======== Data supplied
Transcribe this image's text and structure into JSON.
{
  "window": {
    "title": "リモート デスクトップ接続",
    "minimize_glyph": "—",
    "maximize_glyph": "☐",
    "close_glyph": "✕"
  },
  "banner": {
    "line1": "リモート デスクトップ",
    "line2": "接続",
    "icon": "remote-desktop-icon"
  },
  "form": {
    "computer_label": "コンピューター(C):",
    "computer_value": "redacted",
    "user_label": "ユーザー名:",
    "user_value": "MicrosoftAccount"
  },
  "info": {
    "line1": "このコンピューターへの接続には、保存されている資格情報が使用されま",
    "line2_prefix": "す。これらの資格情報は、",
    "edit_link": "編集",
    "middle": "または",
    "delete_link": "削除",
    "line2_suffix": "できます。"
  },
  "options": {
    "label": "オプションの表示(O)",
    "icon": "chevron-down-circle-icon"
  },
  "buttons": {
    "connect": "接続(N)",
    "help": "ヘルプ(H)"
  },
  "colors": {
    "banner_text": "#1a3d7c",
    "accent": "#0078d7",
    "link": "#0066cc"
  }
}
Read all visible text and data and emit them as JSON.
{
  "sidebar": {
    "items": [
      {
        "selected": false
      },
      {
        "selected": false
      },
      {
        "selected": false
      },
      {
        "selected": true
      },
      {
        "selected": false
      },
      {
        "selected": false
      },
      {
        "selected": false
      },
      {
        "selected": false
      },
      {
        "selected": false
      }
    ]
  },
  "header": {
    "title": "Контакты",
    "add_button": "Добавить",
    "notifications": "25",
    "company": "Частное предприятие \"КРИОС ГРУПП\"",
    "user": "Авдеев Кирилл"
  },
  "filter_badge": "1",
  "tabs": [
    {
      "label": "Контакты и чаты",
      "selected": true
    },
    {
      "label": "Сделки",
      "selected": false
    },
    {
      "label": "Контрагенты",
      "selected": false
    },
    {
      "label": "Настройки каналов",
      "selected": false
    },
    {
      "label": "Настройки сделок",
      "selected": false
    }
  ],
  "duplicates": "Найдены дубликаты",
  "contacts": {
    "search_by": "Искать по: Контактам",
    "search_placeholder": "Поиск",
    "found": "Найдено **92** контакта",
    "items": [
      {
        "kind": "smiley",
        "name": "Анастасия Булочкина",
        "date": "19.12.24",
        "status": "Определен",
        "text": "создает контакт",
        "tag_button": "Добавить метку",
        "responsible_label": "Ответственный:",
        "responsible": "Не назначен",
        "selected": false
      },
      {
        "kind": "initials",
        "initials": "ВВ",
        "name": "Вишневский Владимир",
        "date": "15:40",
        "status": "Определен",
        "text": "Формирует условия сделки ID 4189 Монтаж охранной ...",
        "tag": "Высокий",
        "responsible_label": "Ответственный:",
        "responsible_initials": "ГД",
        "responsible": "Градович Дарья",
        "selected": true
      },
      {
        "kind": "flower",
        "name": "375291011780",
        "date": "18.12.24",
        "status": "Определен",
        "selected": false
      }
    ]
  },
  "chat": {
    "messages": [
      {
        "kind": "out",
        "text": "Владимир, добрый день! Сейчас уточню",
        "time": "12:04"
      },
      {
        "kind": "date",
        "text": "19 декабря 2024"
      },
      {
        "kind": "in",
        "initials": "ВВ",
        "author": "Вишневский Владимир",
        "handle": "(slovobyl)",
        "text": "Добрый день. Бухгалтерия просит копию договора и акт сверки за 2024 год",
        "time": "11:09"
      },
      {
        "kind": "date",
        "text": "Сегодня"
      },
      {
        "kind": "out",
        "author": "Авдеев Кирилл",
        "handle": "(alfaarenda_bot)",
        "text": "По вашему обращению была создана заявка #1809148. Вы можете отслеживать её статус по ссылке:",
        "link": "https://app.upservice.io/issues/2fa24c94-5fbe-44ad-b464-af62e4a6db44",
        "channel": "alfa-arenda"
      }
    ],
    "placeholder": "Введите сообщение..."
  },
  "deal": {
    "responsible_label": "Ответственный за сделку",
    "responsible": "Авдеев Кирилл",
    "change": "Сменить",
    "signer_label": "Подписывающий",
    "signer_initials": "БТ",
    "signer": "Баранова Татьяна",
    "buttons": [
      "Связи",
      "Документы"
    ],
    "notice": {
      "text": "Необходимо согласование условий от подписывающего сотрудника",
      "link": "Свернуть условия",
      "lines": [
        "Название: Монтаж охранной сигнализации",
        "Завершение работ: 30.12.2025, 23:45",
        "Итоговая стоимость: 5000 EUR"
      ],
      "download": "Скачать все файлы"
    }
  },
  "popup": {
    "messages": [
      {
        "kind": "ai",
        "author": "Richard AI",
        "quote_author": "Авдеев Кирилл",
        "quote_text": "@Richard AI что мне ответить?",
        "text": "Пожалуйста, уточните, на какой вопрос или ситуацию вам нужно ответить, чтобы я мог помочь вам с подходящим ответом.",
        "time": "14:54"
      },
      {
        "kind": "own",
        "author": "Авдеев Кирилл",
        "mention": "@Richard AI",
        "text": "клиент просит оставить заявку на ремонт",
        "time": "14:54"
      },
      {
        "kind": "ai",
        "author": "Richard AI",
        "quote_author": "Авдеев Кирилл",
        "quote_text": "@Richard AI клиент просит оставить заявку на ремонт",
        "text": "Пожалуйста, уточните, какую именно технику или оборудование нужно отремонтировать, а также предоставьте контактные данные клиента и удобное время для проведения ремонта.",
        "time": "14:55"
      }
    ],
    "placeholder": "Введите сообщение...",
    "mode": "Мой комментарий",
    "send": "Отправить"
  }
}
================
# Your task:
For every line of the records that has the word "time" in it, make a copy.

# Result of this task:
        "time": "12:04"
        "time": "11:09"
        "time": "14:54"
        "time": "14:54"
        "time": "14:55"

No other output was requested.